Task data →
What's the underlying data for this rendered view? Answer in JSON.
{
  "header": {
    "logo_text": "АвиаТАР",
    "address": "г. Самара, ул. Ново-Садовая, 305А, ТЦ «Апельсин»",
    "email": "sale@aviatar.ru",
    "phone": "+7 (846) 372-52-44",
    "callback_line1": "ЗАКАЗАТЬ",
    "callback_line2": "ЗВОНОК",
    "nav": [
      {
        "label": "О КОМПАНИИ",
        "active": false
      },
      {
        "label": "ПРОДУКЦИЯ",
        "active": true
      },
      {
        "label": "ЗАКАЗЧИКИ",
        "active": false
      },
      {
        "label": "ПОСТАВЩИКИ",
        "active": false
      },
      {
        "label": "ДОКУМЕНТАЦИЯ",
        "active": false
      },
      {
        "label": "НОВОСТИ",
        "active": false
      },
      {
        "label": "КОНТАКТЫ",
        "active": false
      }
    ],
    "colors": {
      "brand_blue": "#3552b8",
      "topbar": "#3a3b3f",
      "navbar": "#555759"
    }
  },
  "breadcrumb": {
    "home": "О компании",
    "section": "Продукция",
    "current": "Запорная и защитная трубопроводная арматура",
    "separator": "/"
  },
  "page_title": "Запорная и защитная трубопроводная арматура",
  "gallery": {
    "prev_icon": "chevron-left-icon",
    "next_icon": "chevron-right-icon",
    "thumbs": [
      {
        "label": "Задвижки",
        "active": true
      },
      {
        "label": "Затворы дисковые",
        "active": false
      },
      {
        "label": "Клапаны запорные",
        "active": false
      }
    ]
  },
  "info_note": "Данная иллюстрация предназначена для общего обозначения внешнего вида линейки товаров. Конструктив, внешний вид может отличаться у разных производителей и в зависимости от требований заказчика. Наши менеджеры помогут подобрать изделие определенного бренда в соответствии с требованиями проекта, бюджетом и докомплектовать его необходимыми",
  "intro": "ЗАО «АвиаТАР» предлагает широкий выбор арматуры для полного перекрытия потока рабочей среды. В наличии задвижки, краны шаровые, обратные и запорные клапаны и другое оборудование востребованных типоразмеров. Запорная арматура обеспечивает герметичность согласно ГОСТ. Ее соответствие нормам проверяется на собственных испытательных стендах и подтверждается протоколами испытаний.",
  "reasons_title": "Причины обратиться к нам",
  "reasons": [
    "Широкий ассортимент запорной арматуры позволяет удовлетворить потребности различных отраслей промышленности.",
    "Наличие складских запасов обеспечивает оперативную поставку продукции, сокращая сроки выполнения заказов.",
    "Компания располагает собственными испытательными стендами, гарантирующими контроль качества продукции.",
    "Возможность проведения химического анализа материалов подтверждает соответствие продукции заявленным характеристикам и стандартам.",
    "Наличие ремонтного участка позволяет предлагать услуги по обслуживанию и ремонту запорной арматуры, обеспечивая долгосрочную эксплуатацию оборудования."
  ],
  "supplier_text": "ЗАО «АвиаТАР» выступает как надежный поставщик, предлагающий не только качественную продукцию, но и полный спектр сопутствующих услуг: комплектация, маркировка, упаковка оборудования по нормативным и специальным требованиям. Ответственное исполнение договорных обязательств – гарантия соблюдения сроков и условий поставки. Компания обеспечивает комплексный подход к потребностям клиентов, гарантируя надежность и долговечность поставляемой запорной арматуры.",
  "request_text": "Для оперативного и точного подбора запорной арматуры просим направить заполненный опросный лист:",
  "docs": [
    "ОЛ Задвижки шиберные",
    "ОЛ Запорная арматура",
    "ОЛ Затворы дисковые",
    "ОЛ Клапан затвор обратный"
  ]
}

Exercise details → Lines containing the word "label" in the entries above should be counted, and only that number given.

Answer area → 10